BEGIN EXERCISE MATERIAL

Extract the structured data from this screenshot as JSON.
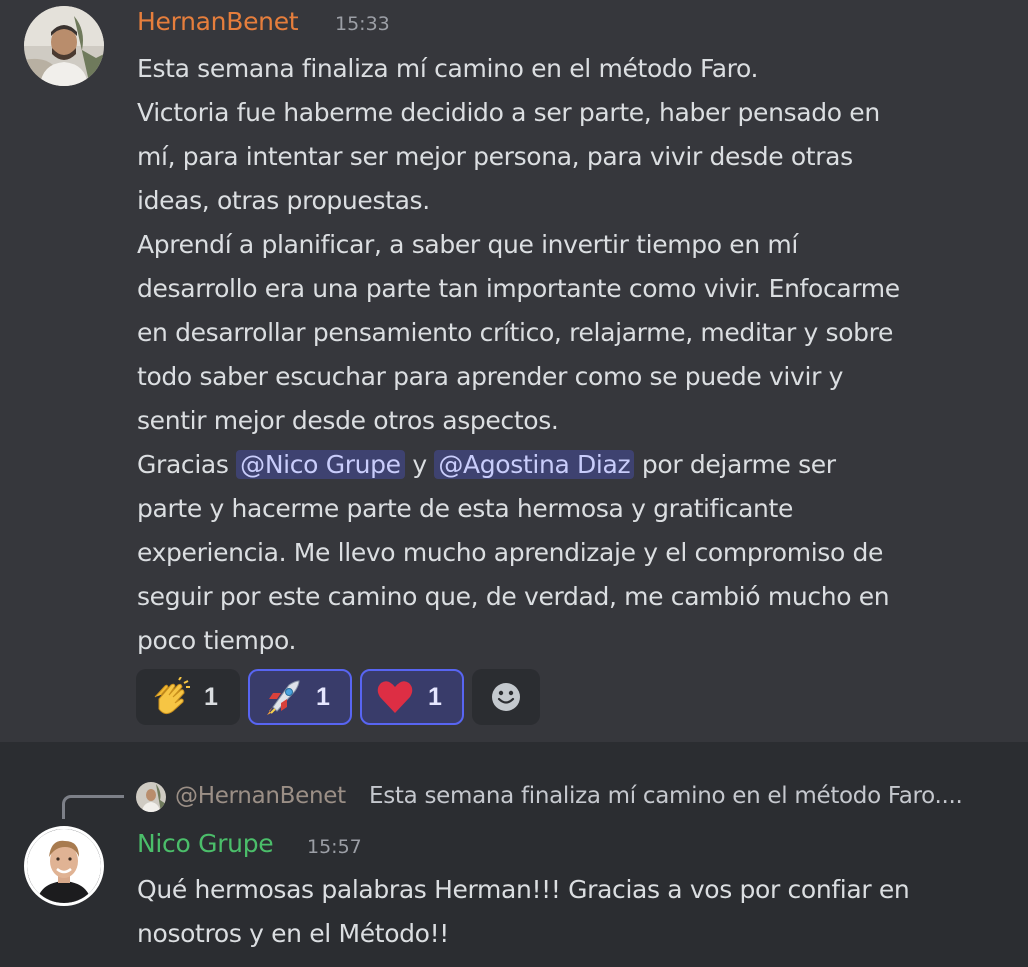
{
  "message1": {
    "author": "HernanBenet",
    "author_color": "#e67e3c",
    "time": "15:33",
    "lines": [
      "Esta semana finaliza mí camino en el método Faro.",
      "Victoria fue haberme decidido a ser parte, haber pensado en",
      "mí, para intentar ser mejor persona, para vivir desde otras",
      "ideas, otras propuestas.",
      "Aprendí a planificar, a saber que invertir tiempo en mí",
      "desarrollo era una parte tan importante como vivir. Enfocarme",
      "en desarrollar pensamiento crítico, relajarme, meditar y sobre",
      "todo saber escuchar para aprender como se puede vivir y",
      "sentir mejor desde otros aspectos."
    ],
    "thanks_prefix": "Gracias",
    "mention1": "@Nico Grupe",
    "thanks_mid": "y",
    "mention2": "@Agostina Diaz",
    "thanks_suffix": "por dejarme ser",
    "lines_after": [
      "parte y hacerme parte de esta hermosa y gratificante",
      "experiencia. Me llevo mucho aprendizaje y el compromiso de",
      "seguir por este camino que, de verdad, me cambió mucho en",
      "poco tiempo."
    ],
    "reactions": [
      {
        "icon": "clapping-hands-icon",
        "count": "1",
        "me": false
      },
      {
        "icon": "rocket-icon",
        "count": "1",
        "me": true
      },
      {
        "icon": "red-heart-icon",
        "count": "1",
        "me": true
      }
    ],
    "add_reaction_icon": "smiley-add-reaction-icon"
  },
  "message2": {
    "reply_to_author": "@HernanBenet",
    "reply_preview": "Esta semana finaliza mí camino en el método Faro....",
    "author": "Nico Grupe",
    "author_color": "#4bbe6a",
    "time": "15:57",
    "lines": [
      "Qué hermosas palabras Herman!!! Gracias a vos por confiar en",
      "nosotros y en el Método!!"
    ]
  }
}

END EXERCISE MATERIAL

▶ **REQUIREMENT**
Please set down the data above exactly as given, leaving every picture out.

▶ **EXERCISE OUTPUT**
Extract the structured data from this screenshot as JSON.
{
  "message1": {
    "author": "HernanBenet",
    "author_color": "#e67e3c",
    "time": "15:33",
    "lines": [
      "Esta semana finaliza mí camino en el método Faro.",
      "Victoria fue haberme decidido a ser parte, haber pensado en",
      "mí, para intentar ser mejor persona, para vivir desde otras",
      "ideas, otras propuestas.",
      "Aprendí a planificar, a saber que invertir tiempo en mí",
      "desarrollo era una parte tan importante como vivir. Enfocarme",
      "en desarrollar pensamiento crítico, relajarme, meditar y sobre",
      "todo saber escuchar para aprender como se puede vivir y",
      "sentir mejor desde otros aspectos."
    ],
    "thanks_prefix": "Gracias",
    "mention1": "@Nico Grupe",
    "thanks_mid": "y",
    "mention2": "@Agostina Diaz",
    "thanks_suffix": "por dejarme ser",
    "lines_after": [
      "parte y hacerme parte de esta hermosa y gratificante",
      "experiencia. Me llevo mucho aprendizaje y el compromiso de",
      "seguir por este camino que, de verdad, me cambió mucho en",
      "poco tiempo."
    ],
    "reactions": [
      {
        "icon": "clapping-hands-icon",
        "count": "1",
        "me": false
      },
      {
        "icon": "rocket-icon",
        "count": "1",
        "me": true
      },
      {
        "icon": "red-heart-icon",
        "count": "1",
        "me": true
      }
    ],
    "add_reaction_icon": "smiley-add-reaction-icon"
  },
  "message2": {
    "reply_to_author": "@HernanBenet",
    "reply_preview": "Esta semana finaliza mí camino en el método Faro....",
    "author": "Nico Grupe",
    "author_color": "#4bbe6a",
    "time": "15:57",
    "lines": [
      "Qué hermosas palabras Herman!!! Gracias a vos por confiar en",
      "nosotros y en el Método!!"
    ]
  }
}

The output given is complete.